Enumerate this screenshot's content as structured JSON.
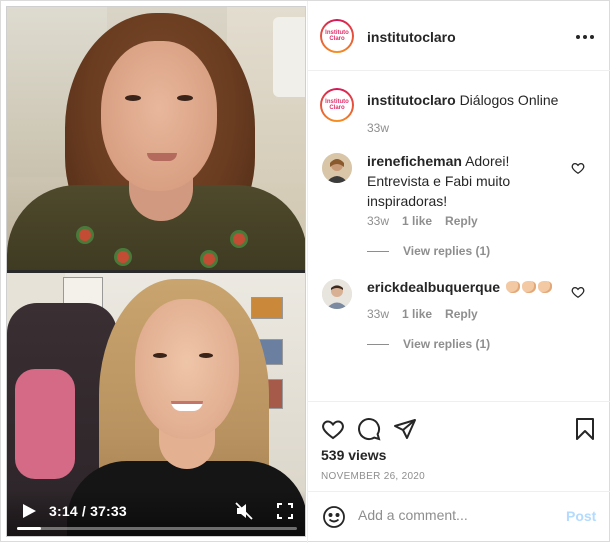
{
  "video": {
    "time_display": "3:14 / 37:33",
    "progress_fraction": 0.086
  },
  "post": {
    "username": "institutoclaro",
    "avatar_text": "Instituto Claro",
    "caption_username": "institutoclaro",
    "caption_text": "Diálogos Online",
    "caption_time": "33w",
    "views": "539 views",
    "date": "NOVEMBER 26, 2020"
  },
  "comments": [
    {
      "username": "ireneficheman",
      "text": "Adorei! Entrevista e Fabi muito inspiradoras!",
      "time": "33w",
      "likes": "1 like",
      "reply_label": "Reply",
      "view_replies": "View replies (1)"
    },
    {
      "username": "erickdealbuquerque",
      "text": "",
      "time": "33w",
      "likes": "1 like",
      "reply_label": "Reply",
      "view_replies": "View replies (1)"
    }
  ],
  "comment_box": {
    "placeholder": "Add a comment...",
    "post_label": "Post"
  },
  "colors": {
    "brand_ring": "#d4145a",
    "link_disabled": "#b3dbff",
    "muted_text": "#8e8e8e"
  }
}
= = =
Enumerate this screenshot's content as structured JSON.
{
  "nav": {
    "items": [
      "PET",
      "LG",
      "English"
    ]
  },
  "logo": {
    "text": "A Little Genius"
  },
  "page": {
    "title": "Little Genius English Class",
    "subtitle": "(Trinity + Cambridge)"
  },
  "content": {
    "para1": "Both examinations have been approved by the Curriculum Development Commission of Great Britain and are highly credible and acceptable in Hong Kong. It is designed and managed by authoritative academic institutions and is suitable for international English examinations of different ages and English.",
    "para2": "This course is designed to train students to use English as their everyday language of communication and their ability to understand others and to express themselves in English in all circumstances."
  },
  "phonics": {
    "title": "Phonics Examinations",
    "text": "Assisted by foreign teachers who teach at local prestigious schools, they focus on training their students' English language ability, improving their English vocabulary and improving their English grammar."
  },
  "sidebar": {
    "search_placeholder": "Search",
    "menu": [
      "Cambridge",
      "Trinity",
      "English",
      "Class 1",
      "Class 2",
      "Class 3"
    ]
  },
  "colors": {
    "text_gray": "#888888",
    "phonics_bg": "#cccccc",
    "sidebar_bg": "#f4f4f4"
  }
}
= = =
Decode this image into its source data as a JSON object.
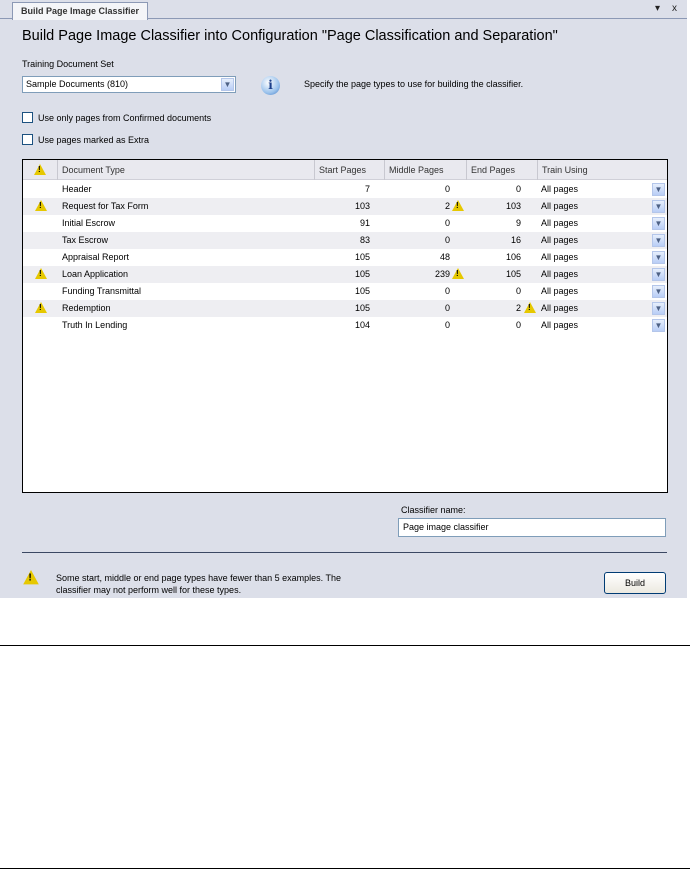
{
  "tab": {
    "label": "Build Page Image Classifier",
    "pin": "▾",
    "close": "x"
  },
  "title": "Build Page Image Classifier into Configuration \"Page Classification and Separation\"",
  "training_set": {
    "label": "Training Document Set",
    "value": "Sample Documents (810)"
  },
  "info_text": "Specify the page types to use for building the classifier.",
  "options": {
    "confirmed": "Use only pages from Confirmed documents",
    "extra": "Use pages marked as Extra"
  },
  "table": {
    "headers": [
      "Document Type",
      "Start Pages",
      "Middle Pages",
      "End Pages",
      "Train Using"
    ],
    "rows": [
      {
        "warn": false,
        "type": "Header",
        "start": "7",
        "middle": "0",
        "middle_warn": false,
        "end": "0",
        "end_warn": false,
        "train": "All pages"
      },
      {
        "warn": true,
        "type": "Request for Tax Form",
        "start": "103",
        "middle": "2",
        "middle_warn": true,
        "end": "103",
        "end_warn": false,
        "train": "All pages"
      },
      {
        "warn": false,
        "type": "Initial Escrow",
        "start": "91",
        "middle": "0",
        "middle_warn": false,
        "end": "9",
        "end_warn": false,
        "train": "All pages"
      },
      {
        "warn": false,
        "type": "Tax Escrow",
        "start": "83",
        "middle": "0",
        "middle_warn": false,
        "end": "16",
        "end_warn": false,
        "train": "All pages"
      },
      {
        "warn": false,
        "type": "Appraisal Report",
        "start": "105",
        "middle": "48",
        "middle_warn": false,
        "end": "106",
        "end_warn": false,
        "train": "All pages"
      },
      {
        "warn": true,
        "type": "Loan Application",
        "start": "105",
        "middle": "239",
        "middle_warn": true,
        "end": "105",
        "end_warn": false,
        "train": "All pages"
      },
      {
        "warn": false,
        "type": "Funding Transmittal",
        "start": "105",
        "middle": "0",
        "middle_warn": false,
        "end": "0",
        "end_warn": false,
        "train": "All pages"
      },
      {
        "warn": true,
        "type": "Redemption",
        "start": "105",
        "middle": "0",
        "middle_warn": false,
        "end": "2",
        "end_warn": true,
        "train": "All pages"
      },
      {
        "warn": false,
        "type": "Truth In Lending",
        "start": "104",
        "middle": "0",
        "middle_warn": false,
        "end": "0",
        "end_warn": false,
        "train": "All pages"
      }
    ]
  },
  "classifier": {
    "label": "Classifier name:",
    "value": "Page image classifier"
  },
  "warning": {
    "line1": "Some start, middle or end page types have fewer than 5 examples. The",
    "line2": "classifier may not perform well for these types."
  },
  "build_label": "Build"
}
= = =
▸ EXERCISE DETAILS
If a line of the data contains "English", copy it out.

▸ FINISHED EXERCISE
      "English"
    "title": "Little Genius English Class",
    "para1": "Both examinations have been approved by the Curriculum Development Commission of Great Britain and are highly credible and acceptable in Hong Kong. It is designed and managed by authoritative academic institutions and is suitable for international English examinations of different ages and English.",
    "para2": "This course is designed to train students to use English as their everyday language of communication and their ability to understand others and to express themselves in English in all circumstances."
    "text": "Assisted by foreign teachers who teach at local prestigious schools, they focus on training their students' English language ability, improving their English vocabulary and improving their English grammar."
      "English",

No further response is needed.